- I use almost all recycled materials for both shipping and retail customers. I actively collect bags, boxes, packing paper and bubble wrap from friends, family, students and customers.
- I recycle my clay scraps and try to aggressively edit unfired work. I don’t want to turn greenware that is reclaimable into something that is not if I am not truly satisfied with the piece at that stage.
- I try to make my test pieces as functional pieces (like small cups) that might go on to live a life beyond just testing a slip or glaze.
- I live close to my studio so I can either walk or drive a very short distance. I teach in the same building that I have my studio so I don’t have to commute to class too.
- I work in a co-operative type studio that conserves resources in many ways. One specific way is by ordering clay and materials together so there is only 1 delivery truck instead of 20.
- My studio space is small and efficient. Each space has multiple uses. One table can transform from a wedging table to a decorating table to a glaze table to a display table. Much of the furniture in my studio is on wheels so it can be more easily converted.
- My studio display lights are on a timer. My studio is often open to the public even when I am not there, and the timer stops the lights from being on all the time. (Does anyone know of nice track lighting fixtures that are energy efficient?)
- I set up a “free-cycle” area in a common area (hallway) at my studio where the studio artists can pass on unneeded things to the next person.
- I sell my seconds as “flawed yet functional.” They are still totally usable, but I can’t send them off to a gallery. Customers get to go on a treasure hunt, and give life to a piece that might otherwise be doomed as landfill. In response to the “flawed yet functional” sign in my studio, I once had a customer get teary eyed and tell me that that was exactly how they felt… flawed yet functional.
I know there are people reading this that are working under very different conditions from 60 different countries. Some are students working at a high school, university or art center. There are country potters with lots of land, and urban potters, like me, that are working in a smaller studio. The problems and solutions that you face are going to be very different if you’re a tile maker, production potter or a sculptor. I hope that you’ll share the steps you take in your clay world to being a little bit greener with the rest of us.
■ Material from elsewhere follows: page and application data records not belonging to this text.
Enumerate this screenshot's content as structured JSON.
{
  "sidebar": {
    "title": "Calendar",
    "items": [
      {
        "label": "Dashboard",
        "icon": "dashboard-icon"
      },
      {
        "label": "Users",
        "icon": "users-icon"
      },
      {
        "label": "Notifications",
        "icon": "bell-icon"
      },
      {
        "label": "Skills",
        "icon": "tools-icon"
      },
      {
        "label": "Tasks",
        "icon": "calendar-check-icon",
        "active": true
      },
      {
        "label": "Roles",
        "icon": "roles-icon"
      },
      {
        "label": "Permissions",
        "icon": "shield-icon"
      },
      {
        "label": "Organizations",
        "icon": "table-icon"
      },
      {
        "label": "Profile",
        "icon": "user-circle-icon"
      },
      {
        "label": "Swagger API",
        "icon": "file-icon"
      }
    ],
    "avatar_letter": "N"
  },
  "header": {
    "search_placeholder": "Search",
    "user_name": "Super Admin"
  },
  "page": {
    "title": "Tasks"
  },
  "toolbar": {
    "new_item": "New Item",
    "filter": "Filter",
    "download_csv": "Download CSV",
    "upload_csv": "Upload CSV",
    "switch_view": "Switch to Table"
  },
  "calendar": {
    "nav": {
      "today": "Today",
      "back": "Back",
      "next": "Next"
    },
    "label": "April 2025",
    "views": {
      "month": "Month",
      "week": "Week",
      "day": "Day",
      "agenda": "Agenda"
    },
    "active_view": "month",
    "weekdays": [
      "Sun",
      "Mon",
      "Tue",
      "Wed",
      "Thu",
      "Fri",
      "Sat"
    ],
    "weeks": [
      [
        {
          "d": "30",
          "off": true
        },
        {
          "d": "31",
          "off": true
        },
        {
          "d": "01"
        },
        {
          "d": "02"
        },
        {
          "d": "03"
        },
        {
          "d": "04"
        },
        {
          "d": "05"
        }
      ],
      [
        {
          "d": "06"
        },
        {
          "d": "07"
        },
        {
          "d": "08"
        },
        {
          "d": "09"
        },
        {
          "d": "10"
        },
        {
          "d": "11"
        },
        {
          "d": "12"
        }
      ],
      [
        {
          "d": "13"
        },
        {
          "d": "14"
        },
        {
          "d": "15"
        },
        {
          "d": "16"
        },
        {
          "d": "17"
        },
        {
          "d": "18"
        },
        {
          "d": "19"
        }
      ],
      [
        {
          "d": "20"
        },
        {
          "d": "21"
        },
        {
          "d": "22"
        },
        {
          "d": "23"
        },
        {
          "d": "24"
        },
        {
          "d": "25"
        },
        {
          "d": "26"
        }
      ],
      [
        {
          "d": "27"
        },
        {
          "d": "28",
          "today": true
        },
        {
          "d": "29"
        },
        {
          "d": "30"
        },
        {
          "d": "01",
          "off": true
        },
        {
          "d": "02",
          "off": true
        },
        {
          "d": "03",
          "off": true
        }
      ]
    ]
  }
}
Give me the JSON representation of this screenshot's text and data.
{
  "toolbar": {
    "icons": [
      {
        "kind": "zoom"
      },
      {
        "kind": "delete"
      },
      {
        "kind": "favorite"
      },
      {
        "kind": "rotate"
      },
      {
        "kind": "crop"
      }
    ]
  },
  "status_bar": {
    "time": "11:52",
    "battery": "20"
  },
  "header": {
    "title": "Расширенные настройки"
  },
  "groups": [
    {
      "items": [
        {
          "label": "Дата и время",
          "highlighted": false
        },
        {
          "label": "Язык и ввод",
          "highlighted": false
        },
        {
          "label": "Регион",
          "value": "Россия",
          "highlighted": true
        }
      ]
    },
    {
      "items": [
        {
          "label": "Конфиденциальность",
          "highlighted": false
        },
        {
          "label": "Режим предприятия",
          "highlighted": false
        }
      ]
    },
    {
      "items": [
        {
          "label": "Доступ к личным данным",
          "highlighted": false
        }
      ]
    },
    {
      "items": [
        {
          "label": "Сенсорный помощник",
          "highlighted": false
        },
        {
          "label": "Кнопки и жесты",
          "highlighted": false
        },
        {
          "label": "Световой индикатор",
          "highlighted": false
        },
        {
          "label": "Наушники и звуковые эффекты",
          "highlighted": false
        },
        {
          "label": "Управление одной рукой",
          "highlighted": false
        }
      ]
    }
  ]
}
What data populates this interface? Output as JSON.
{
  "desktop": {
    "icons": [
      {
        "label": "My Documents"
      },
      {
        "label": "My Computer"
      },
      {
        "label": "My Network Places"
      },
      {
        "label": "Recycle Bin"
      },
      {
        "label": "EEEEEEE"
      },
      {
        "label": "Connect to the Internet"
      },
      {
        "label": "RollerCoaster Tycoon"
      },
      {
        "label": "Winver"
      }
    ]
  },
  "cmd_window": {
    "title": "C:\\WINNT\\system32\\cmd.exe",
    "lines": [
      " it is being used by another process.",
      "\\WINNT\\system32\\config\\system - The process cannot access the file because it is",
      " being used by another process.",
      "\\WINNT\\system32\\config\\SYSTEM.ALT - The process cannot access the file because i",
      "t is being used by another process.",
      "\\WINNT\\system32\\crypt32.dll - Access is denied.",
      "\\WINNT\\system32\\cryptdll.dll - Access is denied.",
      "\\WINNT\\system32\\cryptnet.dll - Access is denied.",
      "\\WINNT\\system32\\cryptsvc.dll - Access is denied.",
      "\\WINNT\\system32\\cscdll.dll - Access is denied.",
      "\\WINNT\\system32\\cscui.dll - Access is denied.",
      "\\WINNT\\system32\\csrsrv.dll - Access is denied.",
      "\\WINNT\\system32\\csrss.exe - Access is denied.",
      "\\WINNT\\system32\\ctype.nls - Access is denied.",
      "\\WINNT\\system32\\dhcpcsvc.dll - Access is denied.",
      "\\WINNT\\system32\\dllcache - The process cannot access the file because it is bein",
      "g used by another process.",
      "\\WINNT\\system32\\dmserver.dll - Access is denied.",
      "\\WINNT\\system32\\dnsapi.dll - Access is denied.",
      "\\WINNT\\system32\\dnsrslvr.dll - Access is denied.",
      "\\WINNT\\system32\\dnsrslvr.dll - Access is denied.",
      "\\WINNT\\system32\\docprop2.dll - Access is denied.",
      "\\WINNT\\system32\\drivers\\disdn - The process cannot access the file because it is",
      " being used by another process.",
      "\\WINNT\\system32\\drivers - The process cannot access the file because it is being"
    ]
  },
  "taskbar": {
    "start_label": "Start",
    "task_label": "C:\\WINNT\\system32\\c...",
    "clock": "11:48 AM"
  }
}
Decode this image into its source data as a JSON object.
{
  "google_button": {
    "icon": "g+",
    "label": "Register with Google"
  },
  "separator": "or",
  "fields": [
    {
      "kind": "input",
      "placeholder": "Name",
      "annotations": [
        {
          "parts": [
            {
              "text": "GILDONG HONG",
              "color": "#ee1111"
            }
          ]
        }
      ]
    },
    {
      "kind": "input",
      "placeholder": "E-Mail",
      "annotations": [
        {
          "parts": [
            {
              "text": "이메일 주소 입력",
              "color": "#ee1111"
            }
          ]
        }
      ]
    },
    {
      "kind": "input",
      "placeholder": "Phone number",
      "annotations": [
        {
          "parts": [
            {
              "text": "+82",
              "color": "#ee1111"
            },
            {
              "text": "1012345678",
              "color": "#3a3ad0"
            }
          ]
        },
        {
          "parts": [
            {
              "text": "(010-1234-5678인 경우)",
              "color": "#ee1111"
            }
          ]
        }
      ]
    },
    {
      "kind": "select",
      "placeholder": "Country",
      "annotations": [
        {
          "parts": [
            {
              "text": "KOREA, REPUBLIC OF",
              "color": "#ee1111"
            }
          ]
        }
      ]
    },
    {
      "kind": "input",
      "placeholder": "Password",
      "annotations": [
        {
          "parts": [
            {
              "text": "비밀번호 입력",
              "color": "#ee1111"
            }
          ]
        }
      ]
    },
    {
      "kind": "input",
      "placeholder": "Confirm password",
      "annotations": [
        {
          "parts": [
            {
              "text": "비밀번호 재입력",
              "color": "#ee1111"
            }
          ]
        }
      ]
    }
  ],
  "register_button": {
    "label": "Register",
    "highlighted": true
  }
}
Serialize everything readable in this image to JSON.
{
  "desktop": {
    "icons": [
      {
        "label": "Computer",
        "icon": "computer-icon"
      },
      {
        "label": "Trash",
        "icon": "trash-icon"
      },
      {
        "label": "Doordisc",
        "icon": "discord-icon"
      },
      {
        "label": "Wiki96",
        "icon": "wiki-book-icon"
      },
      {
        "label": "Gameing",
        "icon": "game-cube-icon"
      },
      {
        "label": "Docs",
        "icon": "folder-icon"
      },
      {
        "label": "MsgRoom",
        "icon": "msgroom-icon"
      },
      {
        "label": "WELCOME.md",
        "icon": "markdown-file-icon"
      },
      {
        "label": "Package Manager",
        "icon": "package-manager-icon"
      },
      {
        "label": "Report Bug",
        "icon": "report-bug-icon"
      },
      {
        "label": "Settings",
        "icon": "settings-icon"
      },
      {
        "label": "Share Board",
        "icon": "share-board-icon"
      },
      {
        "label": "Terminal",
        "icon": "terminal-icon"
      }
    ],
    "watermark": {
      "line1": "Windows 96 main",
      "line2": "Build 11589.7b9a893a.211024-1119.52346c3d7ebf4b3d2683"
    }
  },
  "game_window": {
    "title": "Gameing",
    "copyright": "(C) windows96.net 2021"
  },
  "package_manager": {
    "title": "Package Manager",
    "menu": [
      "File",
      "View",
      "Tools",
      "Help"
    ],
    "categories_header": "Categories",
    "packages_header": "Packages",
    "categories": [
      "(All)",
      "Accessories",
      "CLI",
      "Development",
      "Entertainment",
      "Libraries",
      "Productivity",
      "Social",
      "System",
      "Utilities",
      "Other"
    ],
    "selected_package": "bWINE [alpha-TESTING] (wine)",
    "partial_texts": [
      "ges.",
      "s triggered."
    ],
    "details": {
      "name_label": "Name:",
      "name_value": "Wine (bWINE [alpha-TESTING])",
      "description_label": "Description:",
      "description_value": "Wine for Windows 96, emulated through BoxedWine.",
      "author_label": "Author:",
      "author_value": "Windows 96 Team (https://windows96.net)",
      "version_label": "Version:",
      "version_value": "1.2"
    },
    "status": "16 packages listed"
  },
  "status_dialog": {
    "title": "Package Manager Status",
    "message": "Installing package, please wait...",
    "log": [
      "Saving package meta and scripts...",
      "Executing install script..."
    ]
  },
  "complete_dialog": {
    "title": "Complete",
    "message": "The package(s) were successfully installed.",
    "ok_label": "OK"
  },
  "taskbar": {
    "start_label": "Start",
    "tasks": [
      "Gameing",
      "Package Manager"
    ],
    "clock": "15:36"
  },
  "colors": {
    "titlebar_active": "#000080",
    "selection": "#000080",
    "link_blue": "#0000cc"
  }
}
update- 10/15/07 – another clay blogger, Anne Webb, wrote a Blog Action Day post
update – 10/29/07 – Pam McFayden wrote a great post over at lureart ceramics about studio recycling.